- Fragrance - Seeing fragrance on a label is never a good thing. This is used as an umbrella term used for hundreds of chemicals that don't need to be disclosed. It's also often mixed with phthalates—linked with endocrine disruption, lowered sperm counts in males, and thyroid disorders in females.
- Propylene glycol - A petroleum-based chemical typically linked with skin irritation and kidney issues when used internally. While this compound is broken down in the body, infants' ability to do this is much lower than an adult. Because of this, we believe avoiding this chemical is better.
- Polyethylene glycol (PEG) - Petroleum-based penetration enhancer that can be contaminated with 1,4-dioxane, a possible human carcinogen and ethylene oxide, a known carcinogen. Anything that starts with "PEG-" is included.
- Triclosan - Another preservative linked to endocrine disruption, eye and skin irritation, and is very toxic to aquatic organisms. (7)

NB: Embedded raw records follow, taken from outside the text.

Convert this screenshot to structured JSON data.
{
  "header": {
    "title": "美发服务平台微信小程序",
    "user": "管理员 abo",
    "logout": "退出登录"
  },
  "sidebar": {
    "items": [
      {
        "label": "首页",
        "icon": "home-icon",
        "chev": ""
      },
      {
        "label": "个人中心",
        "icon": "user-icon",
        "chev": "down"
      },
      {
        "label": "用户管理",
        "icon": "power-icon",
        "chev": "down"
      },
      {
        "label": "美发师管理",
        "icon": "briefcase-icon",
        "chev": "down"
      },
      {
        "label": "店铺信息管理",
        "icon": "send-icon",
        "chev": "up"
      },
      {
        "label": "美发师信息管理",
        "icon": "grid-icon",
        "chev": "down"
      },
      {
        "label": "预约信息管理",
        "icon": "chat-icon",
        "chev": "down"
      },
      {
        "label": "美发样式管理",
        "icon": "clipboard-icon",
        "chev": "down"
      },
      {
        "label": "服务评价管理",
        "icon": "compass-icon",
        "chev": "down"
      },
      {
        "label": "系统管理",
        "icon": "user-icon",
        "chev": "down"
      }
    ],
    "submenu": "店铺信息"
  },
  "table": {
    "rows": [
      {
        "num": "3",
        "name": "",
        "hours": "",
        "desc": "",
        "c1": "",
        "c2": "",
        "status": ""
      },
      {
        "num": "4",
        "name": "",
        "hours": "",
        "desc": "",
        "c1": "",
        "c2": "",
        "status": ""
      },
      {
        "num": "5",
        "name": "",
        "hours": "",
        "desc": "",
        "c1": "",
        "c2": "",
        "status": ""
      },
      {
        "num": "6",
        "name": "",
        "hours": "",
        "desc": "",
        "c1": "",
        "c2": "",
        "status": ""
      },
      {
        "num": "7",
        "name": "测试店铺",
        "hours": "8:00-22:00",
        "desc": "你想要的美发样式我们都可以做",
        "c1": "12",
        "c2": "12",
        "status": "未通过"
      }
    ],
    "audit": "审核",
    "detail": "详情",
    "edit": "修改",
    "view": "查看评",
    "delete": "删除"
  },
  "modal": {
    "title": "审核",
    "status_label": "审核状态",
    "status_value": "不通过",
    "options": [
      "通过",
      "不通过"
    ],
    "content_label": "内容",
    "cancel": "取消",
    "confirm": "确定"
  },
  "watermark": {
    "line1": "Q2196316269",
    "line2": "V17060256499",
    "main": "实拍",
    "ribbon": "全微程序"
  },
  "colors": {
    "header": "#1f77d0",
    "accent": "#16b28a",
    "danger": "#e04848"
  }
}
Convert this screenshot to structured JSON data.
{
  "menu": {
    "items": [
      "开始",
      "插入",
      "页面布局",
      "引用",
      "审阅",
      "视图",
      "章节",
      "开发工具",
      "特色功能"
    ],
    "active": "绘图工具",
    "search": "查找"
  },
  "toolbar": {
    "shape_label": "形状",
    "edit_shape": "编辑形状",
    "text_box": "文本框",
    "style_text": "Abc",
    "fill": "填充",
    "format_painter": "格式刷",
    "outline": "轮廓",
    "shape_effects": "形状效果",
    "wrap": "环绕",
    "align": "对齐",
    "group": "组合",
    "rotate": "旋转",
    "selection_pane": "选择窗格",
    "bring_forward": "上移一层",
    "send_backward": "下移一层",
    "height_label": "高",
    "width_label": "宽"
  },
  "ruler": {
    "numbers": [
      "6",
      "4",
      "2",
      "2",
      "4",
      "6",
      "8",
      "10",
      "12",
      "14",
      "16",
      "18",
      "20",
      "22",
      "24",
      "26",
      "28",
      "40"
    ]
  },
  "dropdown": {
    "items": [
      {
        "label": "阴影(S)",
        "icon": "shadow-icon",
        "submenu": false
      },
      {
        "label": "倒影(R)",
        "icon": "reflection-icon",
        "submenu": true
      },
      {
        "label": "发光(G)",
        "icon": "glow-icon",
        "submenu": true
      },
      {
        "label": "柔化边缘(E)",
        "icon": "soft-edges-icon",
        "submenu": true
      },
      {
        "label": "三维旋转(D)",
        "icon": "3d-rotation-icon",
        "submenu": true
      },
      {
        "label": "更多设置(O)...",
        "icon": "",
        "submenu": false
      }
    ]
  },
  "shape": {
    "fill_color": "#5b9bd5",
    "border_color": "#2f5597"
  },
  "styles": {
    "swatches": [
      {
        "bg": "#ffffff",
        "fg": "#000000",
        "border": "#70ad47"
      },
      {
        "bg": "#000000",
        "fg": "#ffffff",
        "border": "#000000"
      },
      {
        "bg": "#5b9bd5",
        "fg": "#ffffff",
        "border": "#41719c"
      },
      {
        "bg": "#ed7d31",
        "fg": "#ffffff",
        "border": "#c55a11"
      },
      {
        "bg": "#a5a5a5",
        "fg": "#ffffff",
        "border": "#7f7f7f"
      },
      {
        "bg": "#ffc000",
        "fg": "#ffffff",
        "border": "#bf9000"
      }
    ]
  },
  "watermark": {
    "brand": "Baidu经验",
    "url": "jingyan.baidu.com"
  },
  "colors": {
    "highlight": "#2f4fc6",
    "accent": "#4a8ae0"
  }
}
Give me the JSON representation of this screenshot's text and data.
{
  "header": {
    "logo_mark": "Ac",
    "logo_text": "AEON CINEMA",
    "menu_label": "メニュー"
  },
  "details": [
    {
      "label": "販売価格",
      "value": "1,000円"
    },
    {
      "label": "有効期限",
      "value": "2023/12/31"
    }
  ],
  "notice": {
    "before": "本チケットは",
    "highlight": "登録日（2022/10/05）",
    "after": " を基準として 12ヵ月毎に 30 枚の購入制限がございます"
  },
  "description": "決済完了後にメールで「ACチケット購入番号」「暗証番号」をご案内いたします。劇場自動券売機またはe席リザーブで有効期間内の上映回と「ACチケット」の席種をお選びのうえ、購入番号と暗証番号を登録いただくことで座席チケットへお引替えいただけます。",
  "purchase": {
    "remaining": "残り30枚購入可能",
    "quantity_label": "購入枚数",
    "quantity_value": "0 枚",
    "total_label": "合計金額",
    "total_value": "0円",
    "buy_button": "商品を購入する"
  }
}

- Tocopheryl acetate - This is a synthetic version of vitamin E, used as a preservative in skincare. The issue is that it's sometimes contaminated with hydroquinone, a skin-lightening agent that's banned in the UK, EU, Japan and Australia. This chemical is a skin irritant and possible carcinogen.
A Note On Preservatives
Because of the nature of baby wipes, they need some sort of preservative to keep them from developing bacteria and mold.
This is true for all wet baby wipes.
While mold can often be visible to the eye, many types of bacteria are microscopic and cannot be seen by the naked eye. These contaminants can cause serious infections, especially for those with weak or compromised immune systems—this includes babies.
The problem that arises is that some baby wipes don't disclose any type of preservative whatsoever.
This could only mean one of two things:
- They're using an undisclosed preservative.
- They're not using any preservative at all, meaning the product could contain contaminants.
Because of this reason, we must be cautious of wipes that don't disclose any preservatives.
This could mean that they're either using a preservative that could potentially be of concern, or the wipes could develop mold or bacteria if not used up quickly.
In our product ratings, we take a close look at the preservatives used—or the lack of preservatives used.